There are different levers to pull in inbound marketing to achieve your business and marketing goals.  Ask yourself;

Do you need to increase traffic? or

Do you need to improve visit to lead conversion rates?

Are you attracting the right leads? or

Are you qualifying leads effectively? or

Is your lead follow up process scaring away leads?

For each of these, you need to consider the time frame and potential for ROI. While blogging is a very cost effective way of generating traffic over time, you are not going to get results quickly if you rely on this one channel. And, while PPC can deliver results almost instantly, it can be very expensive. When developing an inbound strategy, you need to decide which combination of tools will help you achieve your goals while generating the greatest ROI.

The elements of inbound marketing

Once you have decided on your goals, you can choose and combine the different elements of inbound according to their target audience, efficacy and intended functions.  Inbound is a multi-headed beast and so needs to be tackled strategically, always coming back to “who is your buyer personas?”, “what answers are they looking for” and “does this align to our business goals”.  It’s very easy to get side-tracked… particularly down the new and shiny paths, but this is where having strong buyer personas as well as active measurement of results should keep you on track.


Online content draws traffic to your site and increases its authority. But that’s not the only reason you should use content. Google constantly tweaks its algorithm to penalise sites that employ cheaty SEO tactics, and marketers are having to become more reliant on the content to rank for their chosen search terms. The reality is that without content, you are not even able to compete.

Gated content
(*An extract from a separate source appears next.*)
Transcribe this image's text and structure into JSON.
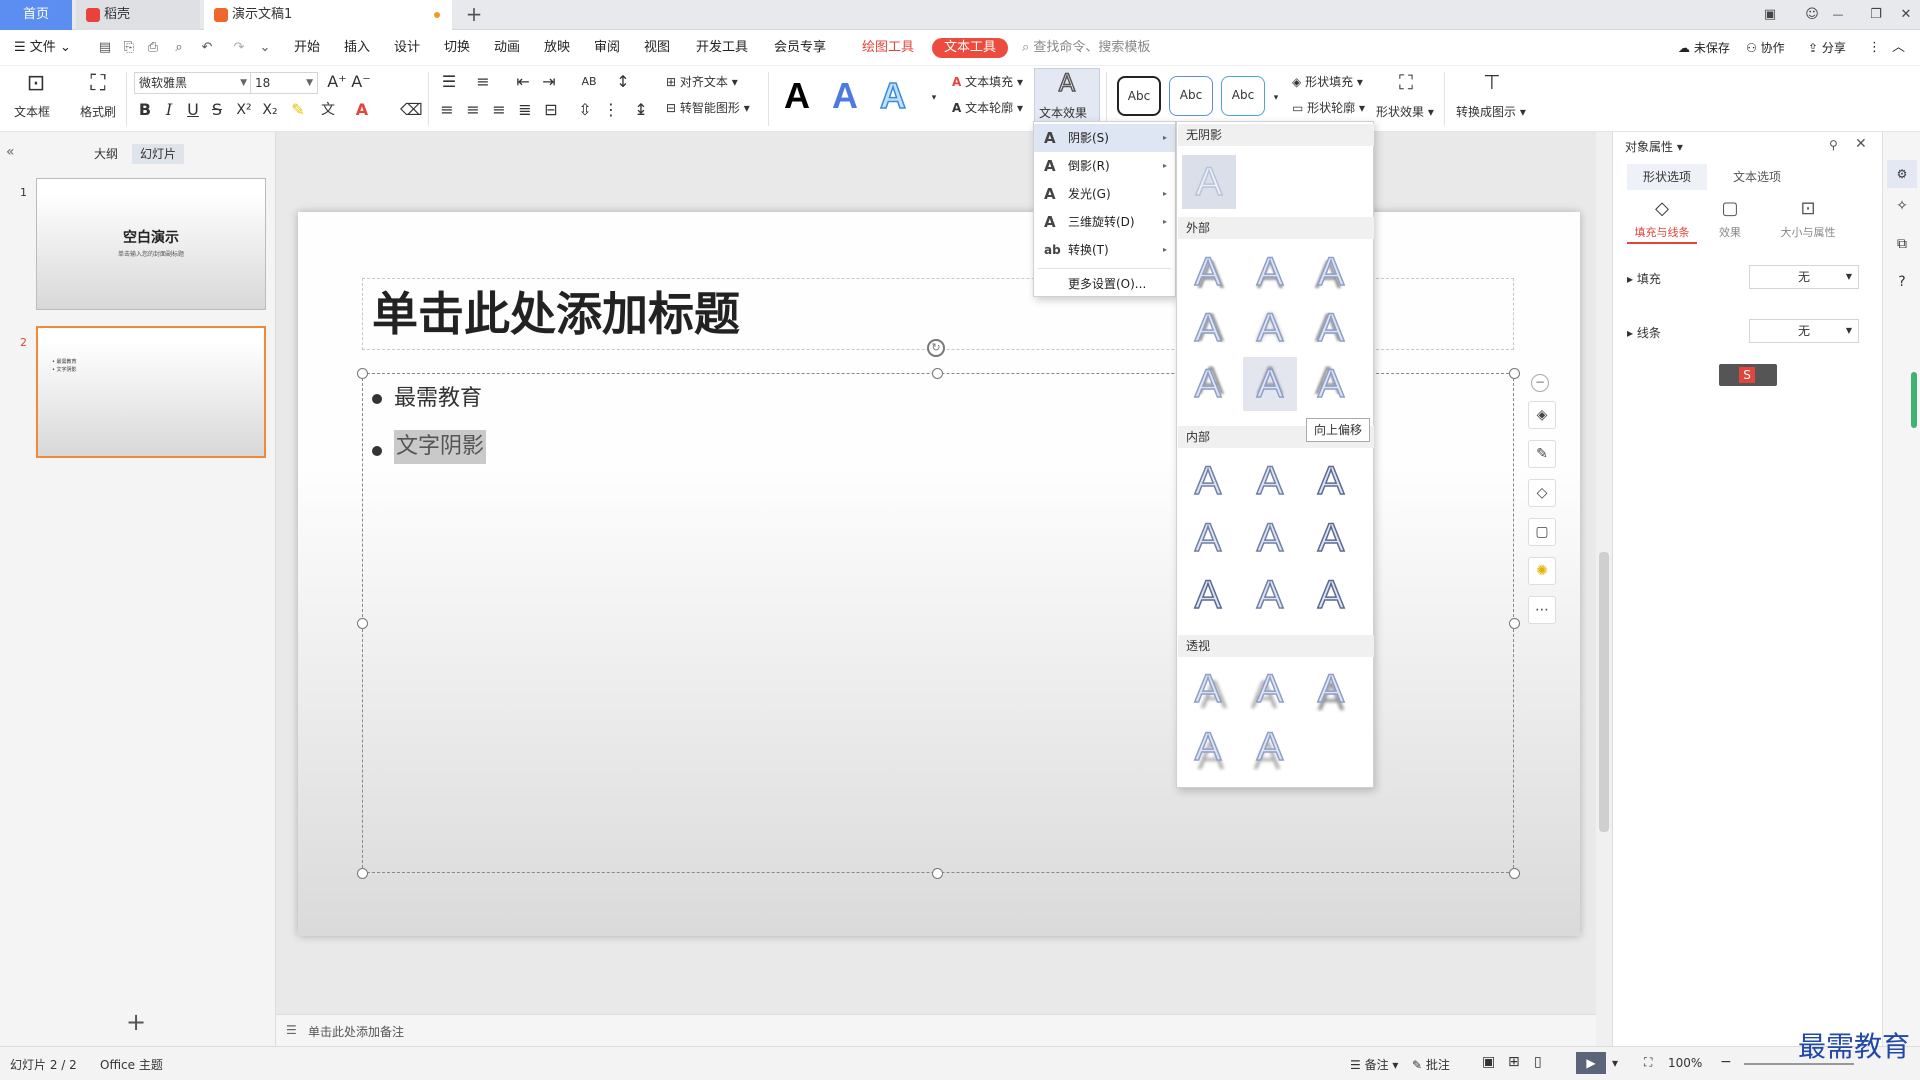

To convert visitors to leads – an essential part of any inbound marketing strategy – you have to capture contact details. For this purpose, most inbound marketers rely on a form which they put in front of an eBook or other content asset. With these in place, visitors have to submit their details to obtain the desired premium content. Of course, this material has to be valuable enough to warrant the submission of a visitor’s email address and the other requested particulars.
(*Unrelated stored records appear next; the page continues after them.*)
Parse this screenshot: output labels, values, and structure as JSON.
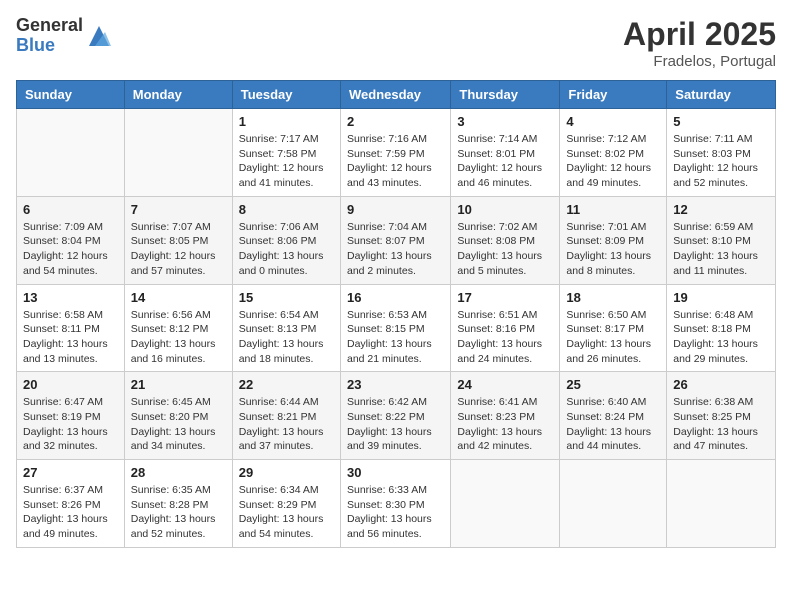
{
  "header": {
    "logo_general": "General",
    "logo_blue": "Blue",
    "month_year": "April 2025",
    "location": "Fradelos, Portugal"
  },
  "days_of_week": [
    "Sunday",
    "Monday",
    "Tuesday",
    "Wednesday",
    "Thursday",
    "Friday",
    "Saturday"
  ],
  "weeks": [
    [
      {
        "day": "",
        "info": ""
      },
      {
        "day": "",
        "info": ""
      },
      {
        "day": "1",
        "info": "Sunrise: 7:17 AM\nSunset: 7:58 PM\nDaylight: 12 hours and 41 minutes."
      },
      {
        "day": "2",
        "info": "Sunrise: 7:16 AM\nSunset: 7:59 PM\nDaylight: 12 hours and 43 minutes."
      },
      {
        "day": "3",
        "info": "Sunrise: 7:14 AM\nSunset: 8:01 PM\nDaylight: 12 hours and 46 minutes."
      },
      {
        "day": "4",
        "info": "Sunrise: 7:12 AM\nSunset: 8:02 PM\nDaylight: 12 hours and 49 minutes."
      },
      {
        "day": "5",
        "info": "Sunrise: 7:11 AM\nSunset: 8:03 PM\nDaylight: 12 hours and 52 minutes."
      }
    ],
    [
      {
        "day": "6",
        "info": "Sunrise: 7:09 AM\nSunset: 8:04 PM\nDaylight: 12 hours and 54 minutes."
      },
      {
        "day": "7",
        "info": "Sunrise: 7:07 AM\nSunset: 8:05 PM\nDaylight: 12 hours and 57 minutes."
      },
      {
        "day": "8",
        "info": "Sunrise: 7:06 AM\nSunset: 8:06 PM\nDaylight: 13 hours and 0 minutes."
      },
      {
        "day": "9",
        "info": "Sunrise: 7:04 AM\nSunset: 8:07 PM\nDaylight: 13 hours and 2 minutes."
      },
      {
        "day": "10",
        "info": "Sunrise: 7:02 AM\nSunset: 8:08 PM\nDaylight: 13 hours and 5 minutes."
      },
      {
        "day": "11",
        "info": "Sunrise: 7:01 AM\nSunset: 8:09 PM\nDaylight: 13 hours and 8 minutes."
      },
      {
        "day": "12",
        "info": "Sunrise: 6:59 AM\nSunset: 8:10 PM\nDaylight: 13 hours and 11 minutes."
      }
    ],
    [
      {
        "day": "13",
        "info": "Sunrise: 6:58 AM\nSunset: 8:11 PM\nDaylight: 13 hours and 13 minutes."
      },
      {
        "day": "14",
        "info": "Sunrise: 6:56 AM\nSunset: 8:12 PM\nDaylight: 13 hours and 16 minutes."
      },
      {
        "day": "15",
        "info": "Sunrise: 6:54 AM\nSunset: 8:13 PM\nDaylight: 13 hours and 18 minutes."
      },
      {
        "day": "16",
        "info": "Sunrise: 6:53 AM\nSunset: 8:15 PM\nDaylight: 13 hours and 21 minutes."
      },
      {
        "day": "17",
        "info": "Sunrise: 6:51 AM\nSunset: 8:16 PM\nDaylight: 13 hours and 24 minutes."
      },
      {
        "day": "18",
        "info": "Sunrise: 6:50 AM\nSunset: 8:17 PM\nDaylight: 13 hours and 26 minutes."
      },
      {
        "day": "19",
        "info": "Sunrise: 6:48 AM\nSunset: 8:18 PM\nDaylight: 13 hours and 29 minutes."
      }
    ],
    [
      {
        "day": "20",
        "info": "Sunrise: 6:47 AM\nSunset: 8:19 PM\nDaylight: 13 hours and 32 minutes."
      },
      {
        "day": "21",
        "info": "Sunrise: 6:45 AM\nSunset: 8:20 PM\nDaylight: 13 hours and 34 minutes."
      },
      {
        "day": "22",
        "info": "Sunrise: 6:44 AM\nSunset: 8:21 PM\nDaylight: 13 hours and 37 minutes."
      },
      {
        "day": "23",
        "info": "Sunrise: 6:42 AM\nSunset: 8:22 PM\nDaylight: 13 hours and 39 minutes."
      },
      {
        "day": "24",
        "info": "Sunrise: 6:41 AM\nSunset: 8:23 PM\nDaylight: 13 hours and 42 minutes."
      },
      {
        "day": "25",
        "info": "Sunrise: 6:40 AM\nSunset: 8:24 PM\nDaylight: 13 hours and 44 minutes."
      },
      {
        "day": "26",
        "info": "Sunrise: 6:38 AM\nSunset: 8:25 PM\nDaylight: 13 hours and 47 minutes."
      }
    ],
    [
      {
        "day": "27",
        "info": "Sunrise: 6:37 AM\nSunset: 8:26 PM\nDaylight: 13 hours and 49 minutes."
      },
      {
        "day": "28",
        "info": "Sunrise: 6:35 AM\nSunset: 8:28 PM\nDaylight: 13 hours and 52 minutes."
      },
      {
        "day": "29",
        "info": "Sunrise: 6:34 AM\nSunset: 8:29 PM\nDaylight: 13 hours and 54 minutes."
      },
      {
        "day": "30",
        "info": "Sunrise: 6:33 AM\nSunset: 8:30 PM\nDaylight: 13 hours and 56 minutes."
      },
      {
        "day": "",
        "info": ""
      },
      {
        "day": "",
        "info": ""
      },
      {
        "day": "",
        "info": ""
      }
    ]
  ]
}
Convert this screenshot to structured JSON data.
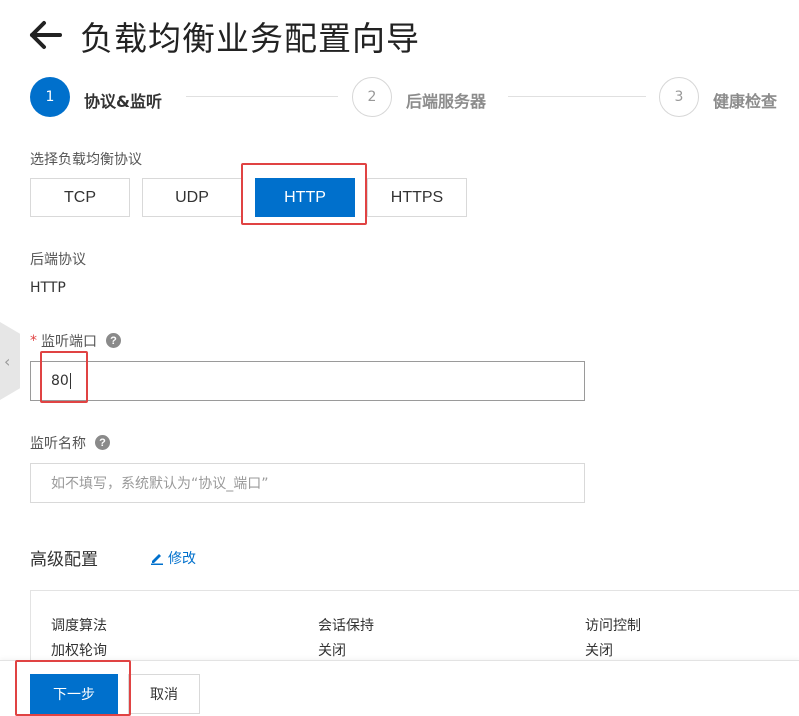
{
  "header": {
    "title": "负载均衡业务配置向导"
  },
  "steps": [
    {
      "number": "1",
      "label": "协议&监听"
    },
    {
      "number": "2",
      "label": "后端服务器"
    },
    {
      "number": "3",
      "label": "健康检查"
    }
  ],
  "protocol": {
    "label": "选择负载均衡协议",
    "options": [
      "TCP",
      "UDP",
      "HTTP",
      "HTTPS"
    ],
    "selected": "HTTP"
  },
  "backend": {
    "label": "后端协议",
    "value": "HTTP"
  },
  "port": {
    "required_mark": "*",
    "label": "监听端口",
    "value": "80"
  },
  "listener_name": {
    "label": "监听名称",
    "placeholder": "如不填写，系统默认为“协议_端口”"
  },
  "advanced": {
    "title": "高级配置",
    "edit_label": "修改",
    "items": [
      {
        "label": "调度算法",
        "value": "加权轮询"
      },
      {
        "label": "会话保持",
        "value": "关闭"
      },
      {
        "label": "访问控制",
        "value": "关闭"
      }
    ]
  },
  "footer": {
    "next_label": "下一步",
    "cancel_label": "取消"
  },
  "colors": {
    "primary": "#0070cc",
    "highlight": "#e04343"
  },
  "icons": {
    "back": "arrow-left-icon",
    "help": "question-circle-icon",
    "edit": "pencil-icon",
    "collapse": "chevron-left-icon"
  }
}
Social media

LinkedIn, Facebook and Twitter play a crucial role in inbound by amplifying existing content assets, whether it’s a blog or downloadable report. Social media is always integrated into a content strategy, you can’t just write content and they will come, you must keep promoting it.  Almost everybody is on some kind of social media network, and you just need to figure out which ones your customers are on.


Once a visitor becomes a lead, they can be sent automated lead nurturing emails to guide them toward the final goal. This strategy is very effective as long as marketers ensure a high level of message relevance. To achieve high engagement rates, they need to segment their target audiences properly and create workflows that deliver useful information that helps establish a relationship between a brand and its customers.


Everything in an inbound marketing strategy can be measured, and everything that can be measured can be controlled. This is the advantage of analytics: the ability to determine what has worked and to then implement it on a larger scale. Whereas marketers once had to fly blind, they can now tweak their strategies for increasingly greater ROI.

Putting it all together

A well-formulated inbound marketing strategy has the potential to fill your sales funnel while delivering impressive ROI, but such results also depend on effective campaign execution. If you would like to experience the mechanics of inbound marketing firsthand and learn how to pull-off your carefully crafted strategy, you can download our Inbound Marketing Campaign eBooknbound Marketing Campaign eBook.


Inbound campaign eBook Download